Segment Start: PROVIDED DATA
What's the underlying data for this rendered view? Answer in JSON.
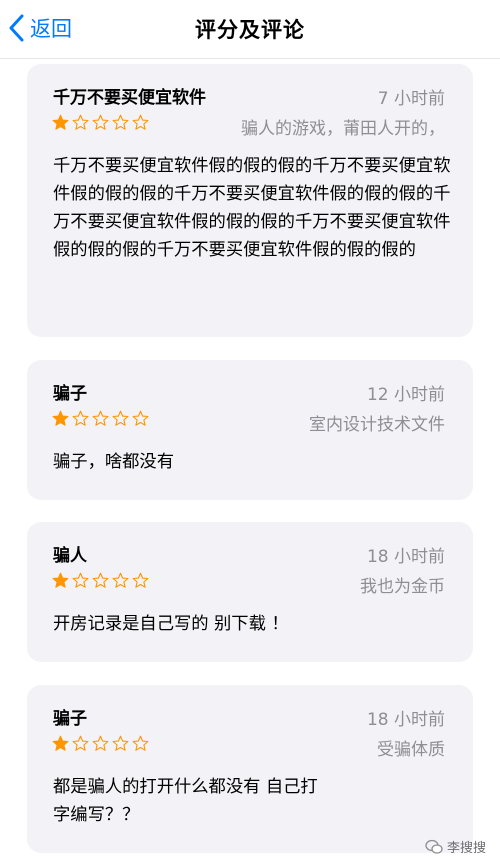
{
  "nav": {
    "back_label": "返回",
    "title": "评分及评论"
  },
  "reviews": [
    {
      "title": "千万不要买便宜软件",
      "time": "7 小时前",
      "rating": 1,
      "author": "骗人的游戏，莆田人开的，",
      "body": "千万不要买便宜软件假的假的假的千万不要买便宜软件假的假的假的千万不要买便宜软件假的假的假的千万不要买便宜软件假的假的假的千万不要买便宜软件假的假的假的千万不要买便宜软件假的假的假的"
    },
    {
      "title": "骗子",
      "time": "12 小时前",
      "rating": 1,
      "author": "室内设计技术文件",
      "body": "骗子，啥都没有"
    },
    {
      "title": "骗人",
      "time": "18 小时前",
      "rating": 1,
      "author": "我也为金币",
      "body": "开房记录是自己写的  别下载 ！"
    },
    {
      "title": "骗子",
      "time": "18 小时前",
      "rating": 1,
      "author": "受骗体质",
      "body": "都是骗人的打开什么都没有 自己打字编写？？"
    }
  ],
  "watermark": {
    "text": "李搜搜",
    "icon": "wechat-icon"
  },
  "colors": {
    "accent": "#007aff",
    "star": "#ff9500",
    "card_bg": "#f2f2f7",
    "secondary_text": "#8e8e93"
  }
}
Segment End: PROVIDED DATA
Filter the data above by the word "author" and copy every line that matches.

#### [EXERCISE SOLUTION]
      "author": "骗人的游戏，莆田人开的，",
      "author": "室内设计技术文件",
      "author": "我也为金币",
      "author": "受骗体质",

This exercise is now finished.